# [ACTIVITY]
Write out the full set of records exactly. Any pictures in them do not belong in the copy.

# [RECORD SET]

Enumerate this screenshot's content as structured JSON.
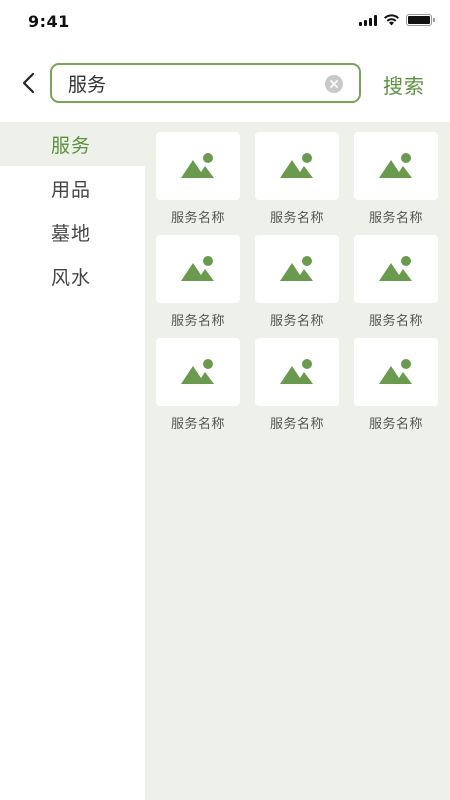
{
  "status_bar": {
    "time": "9:41",
    "icons": [
      "signal-icon",
      "wifi-icon",
      "battery-icon"
    ]
  },
  "header": {
    "back_icon": "chevron-left-icon",
    "search_value": "服务",
    "clear_icon": "clear-circle-icon",
    "search_button_label": "搜索"
  },
  "sidebar": {
    "items": [
      {
        "label": "服务",
        "active": true
      },
      {
        "label": "用品",
        "active": false
      },
      {
        "label": "墓地",
        "active": false
      },
      {
        "label": "风水",
        "active": false
      }
    ]
  },
  "grid": {
    "items": [
      {
        "label": "服务名称",
        "icon": "image-placeholder-icon"
      },
      {
        "label": "服务名称",
        "icon": "image-placeholder-icon"
      },
      {
        "label": "服务名称",
        "icon": "image-placeholder-icon"
      },
      {
        "label": "服务名称",
        "icon": "image-placeholder-icon"
      },
      {
        "label": "服务名称",
        "icon": "image-placeholder-icon"
      },
      {
        "label": "服务名称",
        "icon": "image-placeholder-icon"
      },
      {
        "label": "服务名称",
        "icon": "image-placeholder-icon"
      },
      {
        "label": "服务名称",
        "icon": "image-placeholder-icon"
      },
      {
        "label": "服务名称",
        "icon": "image-placeholder-icon"
      }
    ]
  },
  "colors": {
    "accent": "#5c9140",
    "panel_bg": "#edf1ea",
    "search_border": "#7aa35a",
    "icon_green": "#6a9a4e"
  }
}
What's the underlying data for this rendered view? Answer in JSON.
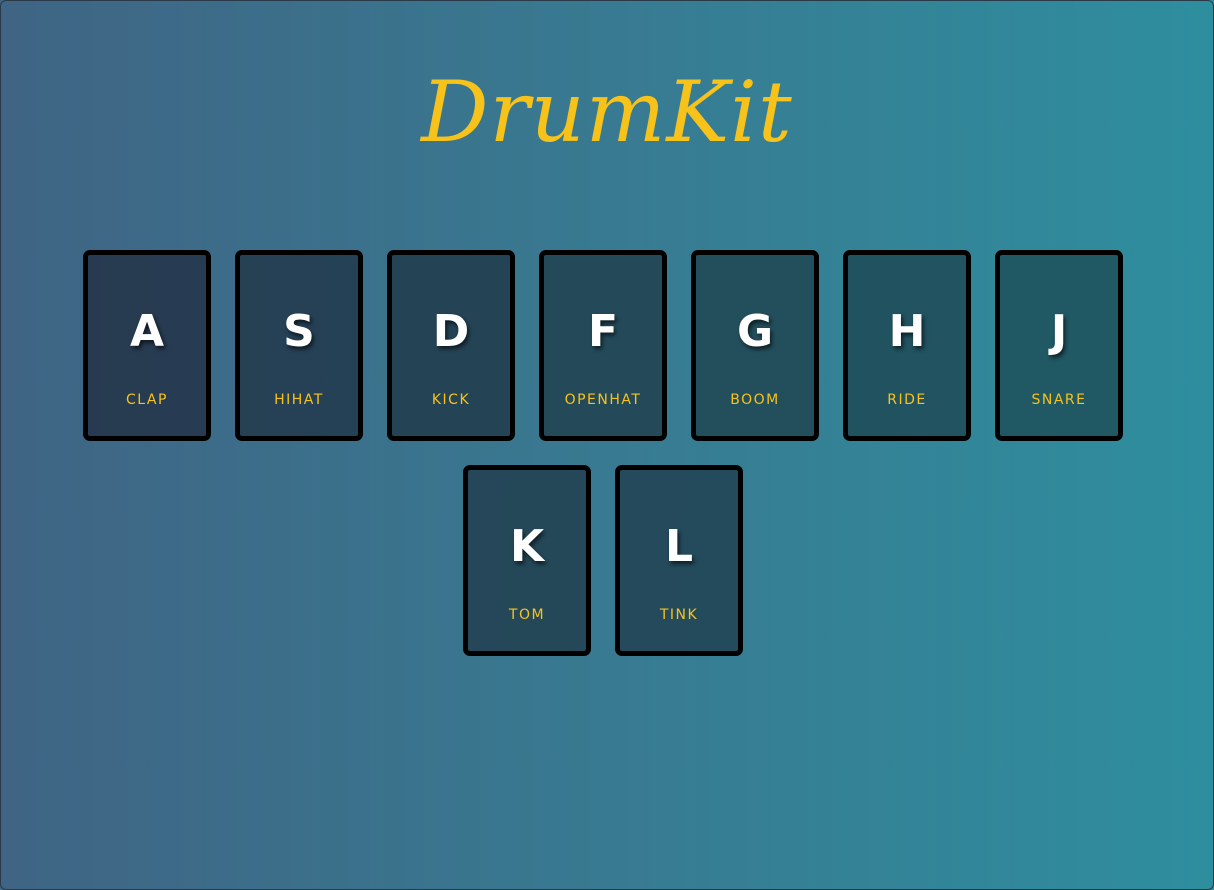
{
  "page": {
    "title": "DrumKit",
    "title_color": "#f7c21a",
    "background_gradient": [
      "#3f6484",
      "#2e8e9e"
    ]
  },
  "keys": [
    {
      "letter": "A",
      "sound": "CLAP"
    },
    {
      "letter": "S",
      "sound": "HIHAT"
    },
    {
      "letter": "D",
      "sound": "KICK"
    },
    {
      "letter": "F",
      "sound": "OPENHAT"
    },
    {
      "letter": "G",
      "sound": "BOOM"
    },
    {
      "letter": "H",
      "sound": "RIDE"
    },
    {
      "letter": "J",
      "sound": "SNARE"
    },
    {
      "letter": "K",
      "sound": "TOM"
    },
    {
      "letter": "L",
      "sound": "TINK"
    }
  ]
}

# [SOLUTION]
Enumerate this screenshot's content as structured JSON.
{
  "status_bar": {
    "time": "9:41",
    "icons": [
      "signal-icon",
      "wifi-icon",
      "battery-icon"
    ]
  },
  "header": {
    "back_icon": "chevron-left-icon",
    "search_value": "服务",
    "clear_icon": "clear-circle-icon",
    "search_button_label": "搜索"
  },
  "sidebar": {
    "items": [
      {
        "label": "服务",
        "active": true
      },
      {
        "label": "用品",
        "active": false
      },
      {
        "label": "墓地",
        "active": false
      },
      {
        "label": "风水",
        "active": false
      }
    ]
  },
  "grid": {
    "items": [
      {
        "label": "服务名称",
        "icon": "image-placeholder-icon"
      },
      {
        "label": "服务名称",
        "icon": "image-placeholder-icon"
      },
      {
        "label": "服务名称",
        "icon": "image-placeholder-icon"
      },
      {
        "label": "服务名称",
        "icon": "image-placeholder-icon"
      },
      {
        "label": "服务名称",
        "icon": "image-placeholder-icon"
      },
      {
        "label": "服务名称",
        "icon": "image-placeholder-icon"
      },
      {
        "label": "服务名称",
        "icon": "image-placeholder-icon"
      },
      {
        "label": "服务名称",
        "icon": "image-placeholder-icon"
      },
      {
        "label": "服务名称",
        "icon": "image-placeholder-icon"
      }
    ]
  },
  "colors": {
    "accent": "#5c9140",
    "panel_bg": "#edf1ea",
    "search_border": "#7aa35a",
    "icon_green": "#6a9a4e"
  }
}
What's the underlying data for this rendered view? Answer in JSON.
{
  "page": {
    "title": "DrumKit",
    "title_color": "#f7c21a",
    "background_gradient": [
      "#3f6484",
      "#2e8e9e"
    ]
  },
  "keys": [
    {
      "letter": "A",
      "sound": "CLAP"
    },
    {
      "letter": "S",
      "sound": "HIHAT"
    },
    {
      "letter": "D",
      "sound": "KICK"
    },
    {
      "letter": "F",
      "sound": "OPENHAT"
    },
    {
      "letter": "G",
      "sound": "BOOM"
    },
    {
      "letter": "H",
      "sound": "RIDE"
    },
    {
      "letter": "J",
      "sound": "SNARE"
    },
    {
      "letter": "K",
      "sound": "TOM"
    },
    {
      "letter": "L",
      "sound": "TINK"
    }
  ]
}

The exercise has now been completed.